We are pleased to announce the publication of the article “The Teleost Anatomy Ontology: Anatomical Representation for the Genomics Age” in Systematic Biology. The paper describes how we developed this multispecies anatomy ontology for the annotation of systematic characters, and general solutions to various challenges in representing anatomical structures across a diverse clade of fishes.
Open access links to online versions of the paper are given below:
Wasila M. Dahdul; John G. Lundberg; Peter E. Midford; James P. Balhoff; Hilmar Lapp; Todd J. Vision; Melissa A. Haendel; Monte Westerfield; Paula M. Mabee. 2010. The Teleost Anatomy Ontology: Anatomical Representation for the Genomics Age. Systematic Biology. View full text or download PDF.
A recent publication on Megapiranha paranensis from Phenoscape curators Wasila Dahdul and John Lundberg is in the news!
DURHAM, N.C. — How did piranhas — the legendary freshwater fish with the razor bite — get their telltale teeth? Researchers from Argentina, the United States and Venezuela have uncovered the jawbone of a striking transitional fossil that sheds light on this question. Named Megapiranha paranensis, this previously unknown fossil fish bridges the evolutionary gap between flesh-eating piranhas and their plant-eating cousins. Read the rest of this entry »
Searching as well as visualizing the Teleost Anatomy Ontology (TAO) on the NCBO Bioportal was broken for more than a week but has been fixed since Friday.
The other good update from the Bioportal development is that terms can now be found by their synonyms as well. For example, try searching TAO for the ‘dermosphenotic’, which at present isn’t the name of a term in the ontology. Instead, you get the ‘infraorbital 5‘, for which dermosphenotic is a synonym.
Fish morphologists will note that this is actually problematic, since in reality the dermosphenotic is the synonym for the last infraorbital bone. In zebrafish, with which we seeded the TAO, this is indeed the 5th in the series of infraorbitals, but in other clades of teleosts it is the 6th or yet another one. But that’s another story, which we’ll highlight in a forthcoming post on building the TAO.

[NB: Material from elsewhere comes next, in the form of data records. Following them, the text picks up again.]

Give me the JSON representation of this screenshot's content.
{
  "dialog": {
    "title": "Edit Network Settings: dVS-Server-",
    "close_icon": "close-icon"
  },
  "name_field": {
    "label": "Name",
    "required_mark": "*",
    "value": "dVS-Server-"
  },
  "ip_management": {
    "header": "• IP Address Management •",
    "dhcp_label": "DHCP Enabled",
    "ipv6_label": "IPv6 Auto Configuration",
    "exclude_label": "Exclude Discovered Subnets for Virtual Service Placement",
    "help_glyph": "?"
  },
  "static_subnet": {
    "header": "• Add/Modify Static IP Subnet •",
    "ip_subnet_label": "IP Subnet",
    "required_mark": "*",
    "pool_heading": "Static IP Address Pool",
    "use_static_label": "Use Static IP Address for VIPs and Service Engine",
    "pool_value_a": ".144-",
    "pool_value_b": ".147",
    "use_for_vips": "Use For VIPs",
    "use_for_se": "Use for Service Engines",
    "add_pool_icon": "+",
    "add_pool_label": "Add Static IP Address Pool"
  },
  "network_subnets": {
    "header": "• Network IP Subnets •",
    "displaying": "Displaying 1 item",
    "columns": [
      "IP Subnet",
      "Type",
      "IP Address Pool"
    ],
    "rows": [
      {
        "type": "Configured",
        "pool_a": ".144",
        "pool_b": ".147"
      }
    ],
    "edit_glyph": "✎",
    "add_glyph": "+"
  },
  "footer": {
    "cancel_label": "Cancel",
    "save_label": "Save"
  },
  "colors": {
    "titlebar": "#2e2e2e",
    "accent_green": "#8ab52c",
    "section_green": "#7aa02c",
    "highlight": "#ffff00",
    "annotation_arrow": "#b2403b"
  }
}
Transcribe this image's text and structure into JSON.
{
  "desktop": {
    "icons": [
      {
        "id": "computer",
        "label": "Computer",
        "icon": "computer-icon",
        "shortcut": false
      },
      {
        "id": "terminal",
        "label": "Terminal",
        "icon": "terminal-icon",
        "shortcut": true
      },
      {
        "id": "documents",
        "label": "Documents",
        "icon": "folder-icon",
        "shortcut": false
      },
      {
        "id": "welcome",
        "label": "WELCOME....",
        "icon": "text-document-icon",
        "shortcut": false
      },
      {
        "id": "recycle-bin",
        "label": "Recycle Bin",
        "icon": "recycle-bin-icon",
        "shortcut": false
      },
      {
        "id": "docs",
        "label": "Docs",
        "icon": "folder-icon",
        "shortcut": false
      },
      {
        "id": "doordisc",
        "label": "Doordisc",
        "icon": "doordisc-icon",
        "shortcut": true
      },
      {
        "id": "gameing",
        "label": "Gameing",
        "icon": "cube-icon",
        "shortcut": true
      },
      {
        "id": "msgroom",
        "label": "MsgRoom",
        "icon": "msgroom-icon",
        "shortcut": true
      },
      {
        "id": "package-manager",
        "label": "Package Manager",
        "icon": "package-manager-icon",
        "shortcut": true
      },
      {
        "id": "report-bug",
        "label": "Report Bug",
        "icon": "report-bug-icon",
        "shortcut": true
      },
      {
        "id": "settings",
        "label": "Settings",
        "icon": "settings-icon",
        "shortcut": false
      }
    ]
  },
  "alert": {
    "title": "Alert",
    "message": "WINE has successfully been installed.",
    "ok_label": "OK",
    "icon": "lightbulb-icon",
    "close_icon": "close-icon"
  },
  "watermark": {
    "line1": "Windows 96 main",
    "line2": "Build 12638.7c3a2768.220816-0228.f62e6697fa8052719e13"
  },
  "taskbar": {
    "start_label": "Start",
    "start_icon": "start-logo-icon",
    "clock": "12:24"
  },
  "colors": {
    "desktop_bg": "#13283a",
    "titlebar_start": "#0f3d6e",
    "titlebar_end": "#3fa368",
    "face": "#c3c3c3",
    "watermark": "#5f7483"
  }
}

One of the two main ontologies developed and used by the Phenoscape project is the Teleost Taxonomy Ontology (TTO). Although the Phenoscape project is focused on the Ostariophysi, the TTO covers not just teleosts, but all the species listed in Bill Eschmeyer’s Catalog of Fish. This post will discuss how the current TTO was constructed and the work flow we use to update it. A later posting will discuss the effort to update the ontology to better represent current thinking about metaphysical status of species and other taxonomic terms.
The ontologies were deposited into the OBO versioning system already in November, but a database loading problem prevented their functioning in the BioPortal browser earlier.